ACTIVITY: Examine each line of the data, and copy the ones containing "theme".

INFORMATION SUPPLIED:
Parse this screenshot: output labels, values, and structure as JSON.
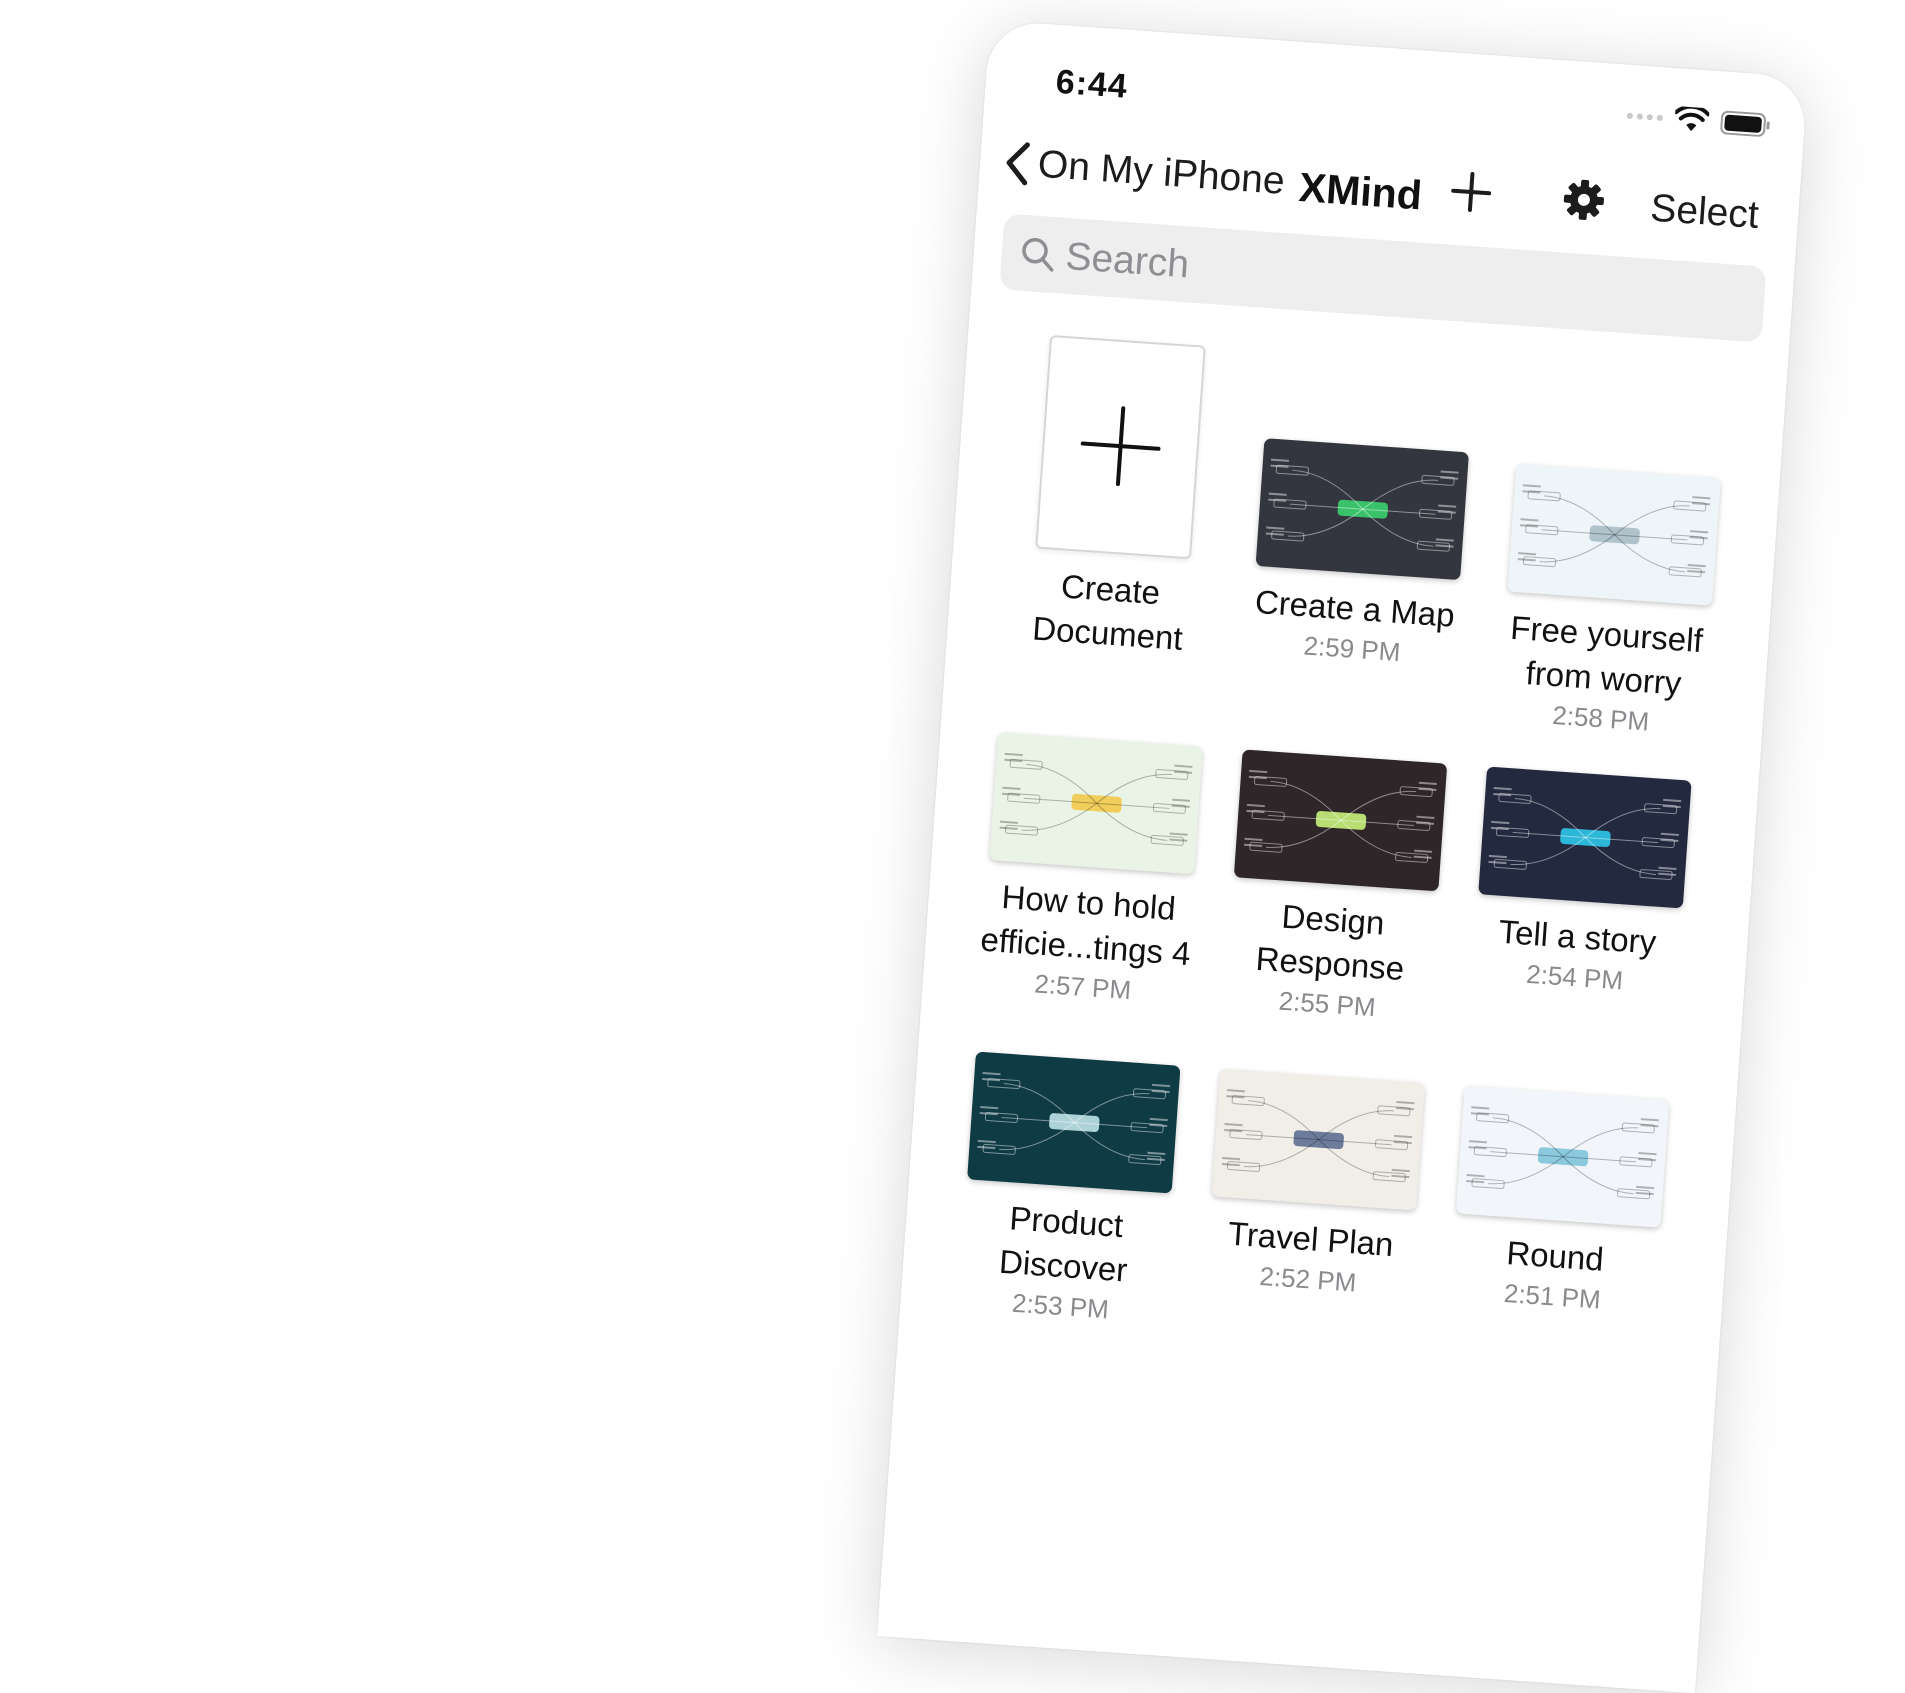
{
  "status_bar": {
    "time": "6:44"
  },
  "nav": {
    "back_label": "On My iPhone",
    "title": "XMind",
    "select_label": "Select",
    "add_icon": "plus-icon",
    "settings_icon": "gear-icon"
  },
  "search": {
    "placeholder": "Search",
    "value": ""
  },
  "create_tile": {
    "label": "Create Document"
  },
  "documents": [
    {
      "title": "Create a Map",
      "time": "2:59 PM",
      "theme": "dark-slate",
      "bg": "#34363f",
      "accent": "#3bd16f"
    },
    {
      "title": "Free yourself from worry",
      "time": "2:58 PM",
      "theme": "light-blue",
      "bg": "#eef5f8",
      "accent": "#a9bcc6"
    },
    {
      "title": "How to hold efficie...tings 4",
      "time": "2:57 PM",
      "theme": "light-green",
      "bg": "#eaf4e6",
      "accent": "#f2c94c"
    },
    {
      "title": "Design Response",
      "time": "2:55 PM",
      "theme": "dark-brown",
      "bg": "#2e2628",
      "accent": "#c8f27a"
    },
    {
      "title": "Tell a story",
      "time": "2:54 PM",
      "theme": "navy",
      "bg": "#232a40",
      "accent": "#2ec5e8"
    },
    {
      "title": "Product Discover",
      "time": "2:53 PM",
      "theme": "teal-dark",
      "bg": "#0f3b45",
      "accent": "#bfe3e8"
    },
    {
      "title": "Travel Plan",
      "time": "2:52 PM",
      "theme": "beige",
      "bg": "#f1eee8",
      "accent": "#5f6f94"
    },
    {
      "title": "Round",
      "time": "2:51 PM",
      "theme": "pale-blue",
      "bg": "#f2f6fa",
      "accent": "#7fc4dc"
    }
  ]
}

EXERCISE SOLUTION:
      "theme": "dark-slate",
      "theme": "light-blue",
      "theme": "light-green",
      "theme": "dark-brown",
      "theme": "navy",
      "theme": "teal-dark",
      "theme": "beige",
      "theme": "pale-blue",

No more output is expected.